The Associated PressOctober 9, 2002
Romney goes on offensive in gubernatorial debate
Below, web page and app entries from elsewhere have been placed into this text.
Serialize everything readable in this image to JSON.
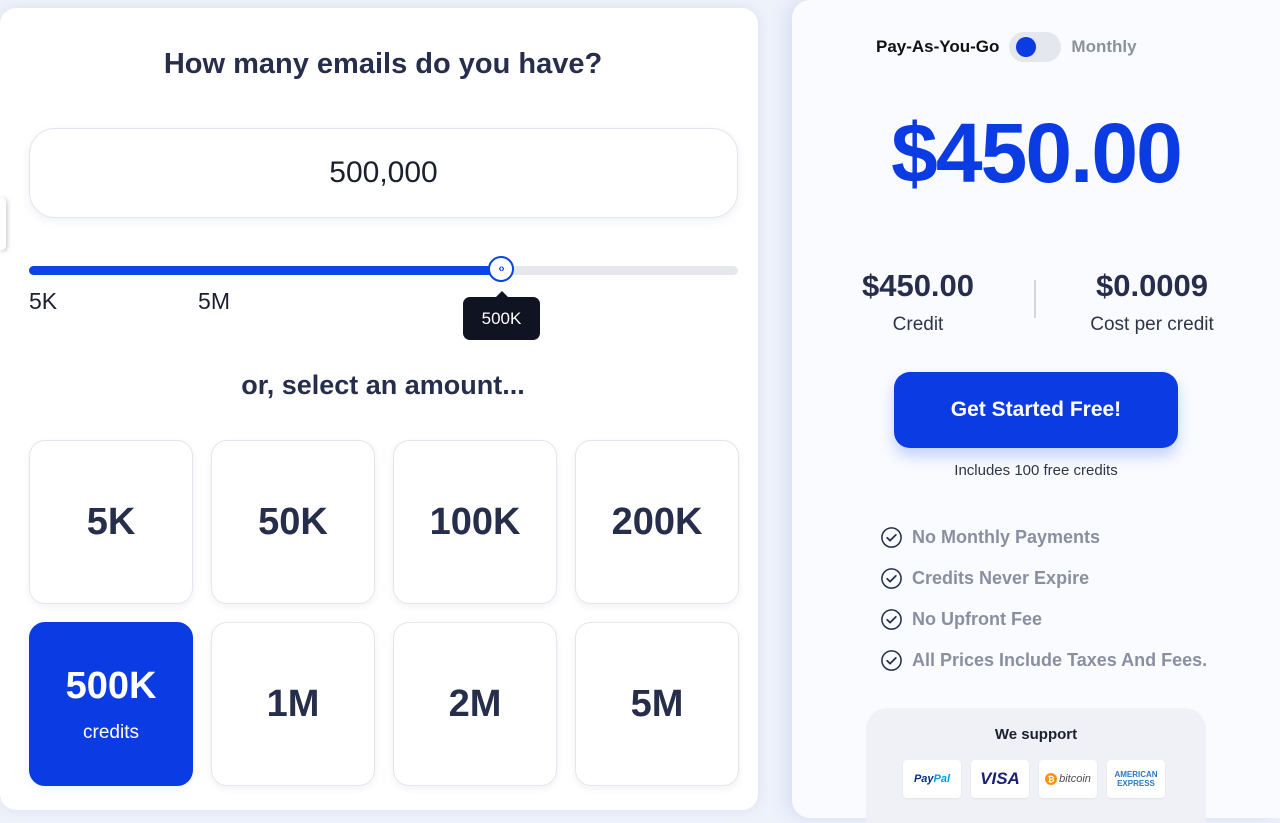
{
  "calculator": {
    "question": "How many emails do you have?",
    "amount_value": "500,000",
    "slider": {
      "min_label": "5K",
      "max_label": "5M",
      "tooltip": "500K",
      "thumb_symbol": "‹›",
      "fill_fraction": 0.667
    },
    "select_heading": "or, select an amount...",
    "options": [
      {
        "label": "5K",
        "selected": false
      },
      {
        "label": "50K",
        "selected": false
      },
      {
        "label": "100K",
        "selected": false
      },
      {
        "label": "200K",
        "selected": false
      },
      {
        "label": "500K",
        "sublabel": "credits",
        "selected": true
      },
      {
        "label": "1M",
        "selected": false
      },
      {
        "label": "2M",
        "selected": false
      },
      {
        "label": "5M",
        "selected": false
      }
    ]
  },
  "pricing": {
    "toggle_left": "Pay-As-You-Go",
    "toggle_right": "Monthly",
    "toggle_state": "Pay-As-You-Go",
    "big_price": "$450.00",
    "credit_value": "$450.00",
    "credit_label": "Credit",
    "cost_value": "$0.0009",
    "cost_label": "Cost per credit",
    "cta_label": "Get Started Free!",
    "cta_note": "Includes 100 free credits",
    "features": [
      "No Monthly Payments",
      "Credits Never Expire",
      "No Upfront Fee",
      "All Prices Include Taxes And Fees."
    ],
    "support_title": "We support",
    "payments": {
      "paypal": {
        "p1": "Pay",
        "p2": "Pal"
      },
      "visa": "VISA",
      "bitcoin": {
        "symbol": "₿",
        "text": "bitcoin"
      },
      "amex": {
        "line1": "AMERICAN",
        "line2": "EXPRESS"
      }
    }
  },
  "colors": {
    "accent": "#0b3be3",
    "heading": "#262e4b",
    "feature_text": "#8a8fa0"
  }
}
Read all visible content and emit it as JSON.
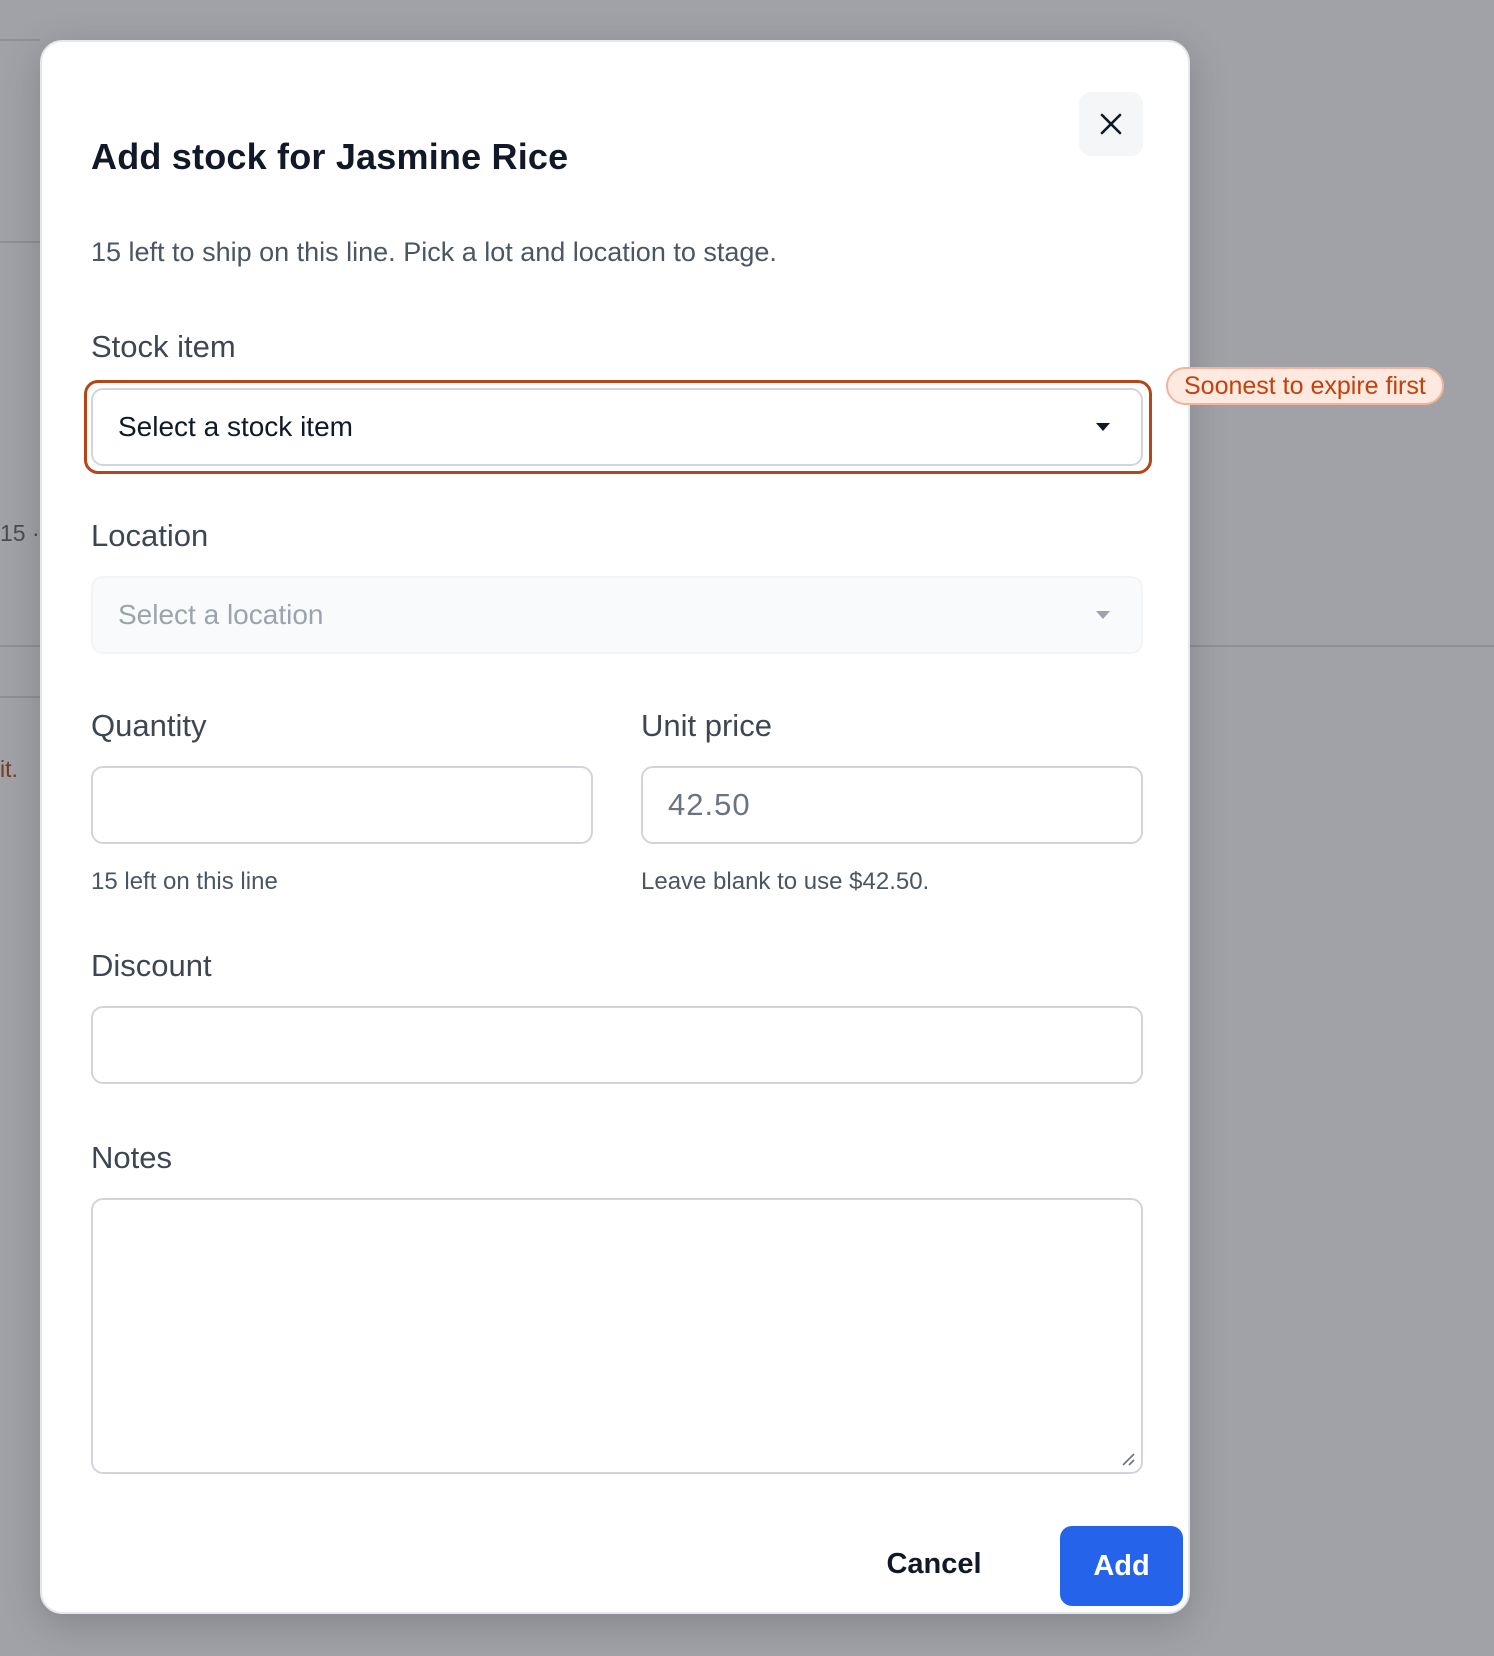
{
  "background": {
    "text_fragment_1": "15 ·",
    "text_fragment_2": "it."
  },
  "dialog": {
    "title": "Add stock for Jasmine Rice",
    "description": "15 left to ship on this line. Pick a lot and location to stage.",
    "close_icon": "close-icon",
    "stock_item": {
      "label": "Stock item",
      "value": "Select a stock item",
      "badge": "Soonest to expire first"
    },
    "location": {
      "label": "Location",
      "value": "Select a location"
    },
    "quantity": {
      "label": "Quantity",
      "value": "",
      "hint": "15 left on this line"
    },
    "unit_price": {
      "label": "Unit price",
      "placeholder": "42.50",
      "hint": "Leave blank to use $42.50."
    },
    "discount": {
      "label": "Discount",
      "value": ""
    },
    "notes": {
      "label": "Notes",
      "value": ""
    },
    "actions": {
      "cancel_label": "Cancel",
      "add_label": "Add"
    }
  },
  "colors": {
    "primary": "#2563eb",
    "focus_ring": "#b4461a",
    "badge_text": "#c2410c",
    "badge_bg": "#fde9df"
  }
}
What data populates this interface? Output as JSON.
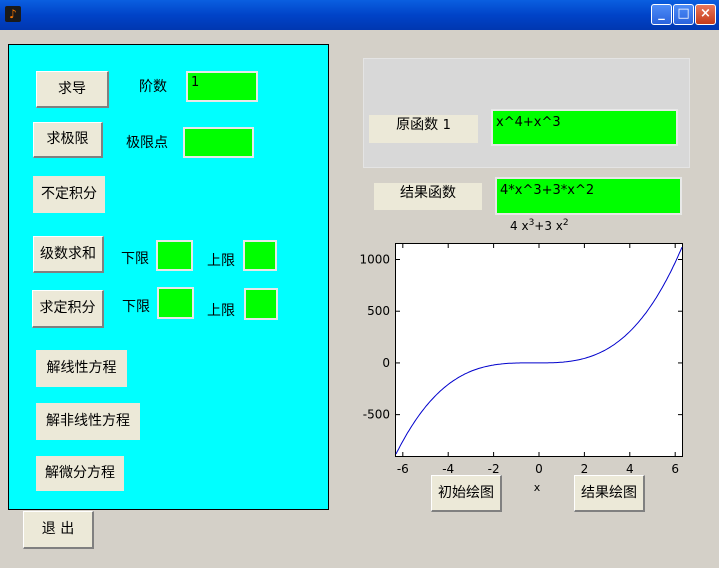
{
  "window": {
    "icon": "matlab-icon",
    "minimize": "_",
    "maximize": "□",
    "close": "×"
  },
  "left_panel": {
    "derivative_button": "求导",
    "order_label": "阶数",
    "order_value": "1",
    "limit_button": "求极限",
    "limit_point_label": "极限点",
    "limit_point_value": "",
    "indefinite_button": "不定积分",
    "series_sum_button": "级数求和",
    "series_lower_label": "下限",
    "series_upper_label": "上限",
    "definite_button": "求定积分",
    "definite_lower_label": "下限",
    "definite_upper_label": "上限",
    "linear_eq_button": "解线性方程",
    "nonlinear_eq_button": "解非线性方程",
    "diff_eq_button": "解微分方程"
  },
  "exit_button": "退 出",
  "right_panel": {
    "original_label": "原函数",
    "original_index": "1",
    "original_value": "x^4+x^3",
    "result_label": "结果函数",
    "result_value": "4*x^3+3*x^2"
  },
  "chart_data": {
    "type": "line",
    "title_base": "4 x",
    "title_exp1": "3",
    "title_mid": "+3 x",
    "title_exp2": "2",
    "xlabel": "x",
    "ylabel": "",
    "xlim": [
      -6.3,
      6.3
    ],
    "ylim": [
      -900,
      1150
    ],
    "xticks": [
      -6,
      -4,
      -2,
      0,
      2,
      4,
      6
    ],
    "yticks": [
      -500,
      0,
      500,
      1000
    ],
    "xtick_labels": [
      "-6",
      "-4",
      "-2",
      "0",
      "2",
      "4",
      "6"
    ],
    "ytick_labels": [
      "-500",
      "0",
      "500",
      "1000"
    ],
    "series": [
      {
        "expression": "4*x^3+3*x^2",
        "color": "#0000cc"
      }
    ]
  },
  "plot_buttons": {
    "initial": "初始绘图",
    "result": "结果绘图"
  }
}
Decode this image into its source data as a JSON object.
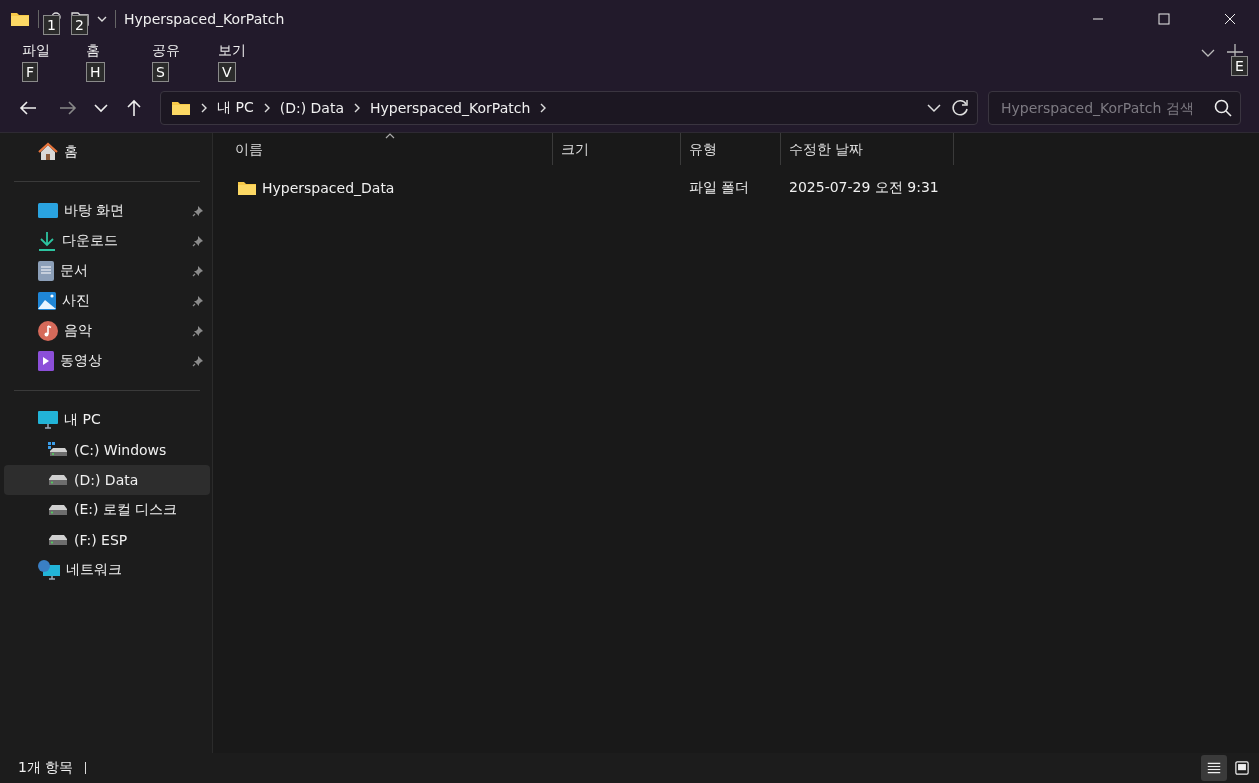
{
  "window": {
    "title": "Hyperspaced_KorPatch"
  },
  "quick_access_keytips": [
    "1",
    "2"
  ],
  "menu": [
    {
      "label": "파일",
      "keytip": "F"
    },
    {
      "label": "홈",
      "keytip": "H"
    },
    {
      "label": "공유",
      "keytip": "S"
    },
    {
      "label": "보기",
      "keytip": "V"
    }
  ],
  "ribbon_keytip": "E",
  "breadcrumb": [
    "내 PC",
    "(D:) Data",
    "Hyperspaced_KorPatch"
  ],
  "search": {
    "placeholder": "Hyperspaced_KorPatch 검색"
  },
  "sidebar": {
    "sections": [
      {
        "items": [
          {
            "kind": "home",
            "label": "홈",
            "pinned": false,
            "selected": false
          }
        ]
      },
      {
        "items": [
          {
            "kind": "desktop",
            "label": "바탕 화면",
            "pinned": true,
            "selected": false
          },
          {
            "kind": "download",
            "label": "다운로드",
            "pinned": true,
            "selected": false
          },
          {
            "kind": "documents",
            "label": "문서",
            "pinned": true,
            "selected": false
          },
          {
            "kind": "pictures",
            "label": "사진",
            "pinned": true,
            "selected": false
          },
          {
            "kind": "music",
            "label": "음악",
            "pinned": true,
            "selected": false
          },
          {
            "kind": "videos",
            "label": "동영상",
            "pinned": true,
            "selected": false
          }
        ]
      },
      {
        "items": [
          {
            "kind": "pc",
            "label": "내 PC",
            "pinned": false,
            "selected": false,
            "children": [
              {
                "kind": "system-drive",
                "label": "(C:) Windows",
                "pinned": false,
                "selected": false
              },
              {
                "kind": "drive",
                "label": "(D:) Data",
                "pinned": false,
                "selected": true
              },
              {
                "kind": "drive",
                "label": "(E:) 로컬 디스크",
                "pinned": false,
                "selected": false
              },
              {
                "kind": "drive",
                "label": "(F:) ESP",
                "pinned": false,
                "selected": false
              }
            ]
          },
          {
            "kind": "network",
            "label": "네트워크",
            "pinned": false,
            "selected": false
          }
        ]
      }
    ]
  },
  "table": {
    "columns": [
      {
        "label": "이름",
        "sorted": true
      },
      {
        "label": "크기",
        "sorted": false
      },
      {
        "label": "유형",
        "sorted": false
      },
      {
        "label": "수정한 날짜",
        "sorted": false
      }
    ],
    "rows": [
      {
        "name": "Hyperspaced_Data",
        "type": "파일 폴더",
        "modified": "2025-07-29 오전 9:31"
      }
    ]
  },
  "status_bar": {
    "count": "1개 항목"
  },
  "view_buttons": [
    {
      "kind": "details",
      "selected": true
    },
    {
      "kind": "tiles",
      "selected": false
    }
  ]
}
Republican Mitt Romney went on the offensive in the governor's race on Wednesday,aggressively taking on Democrat Shannon O'Brien in a debate and launching a new ad that criticizes herrecord.Romney, the former Winter Olympic chief, accused O'Brien of raising her own salary as state treasurer,allowing the state's debt to rise on her watch, and voting for higher taxes while in the Legislature."That's what she's doing in the past, that's what she'll do in the future if she's elected governor," Romneysaid.O'Brien accused Romney of continuing a pattern of attacking her. She said he had reneged on a pledge torun a positive campaign, and she criticized him for running "negative attack ads" against her."How can the people of Massachusetts trust you?" she asked Romney in a debate on WLVI-TV. "Theycan't trust Mitt Romney."Romney said O'Brien and her running mate, Chris Gabrieli, had gone "up and down the state"misrepresenting his record."Politics is not a place for whining," Romney said.The debate was the first in which all five candidates for governor took part. Libertarian Carla Howell,Green Jill Stein and independent Barbara Johnson had been excluded from two previous debates inSpringfield and Worcester.The testy exchanges between Romney and O'Brien continued a pattern begun earlier in the day whenRomney debuted a television ad that said O'Brien voted for "billions in higher taxes on cars, income andgas.""Shannon O'Brien has been part of the mess on Beacon Hill for 12 years," the ad says. "Mitt Romney hasthe independence to bring change."Adrian Durbin, O'Brien's spokesman, said, "It's a desperate move by a campaign that's struggling to gainany traction."Howell used the debate to promote her ballot question to eliminate the state's income tax, and sherepeatedly mentioned her slogan, "Small government is beautiful."Howell called Romney, who does not support her ballot initiative, a "big government, high-taxRepublican." She referred to a candidate who accepted money under the new Clean Elections law as a"welfare politician.""Big government never creates jobs, it only takes our money," Howell said. She said repeatedly that herballot question would create jobs and give every working person $3,000 that could be spent, saved or givento charities.But several of the other candidates said it would also cost the state $9 billion per year, cutting spending oneducation, construction, and other programs."You can't just eviscerate state government and expect you're not going to hurt some people," O'Brien said.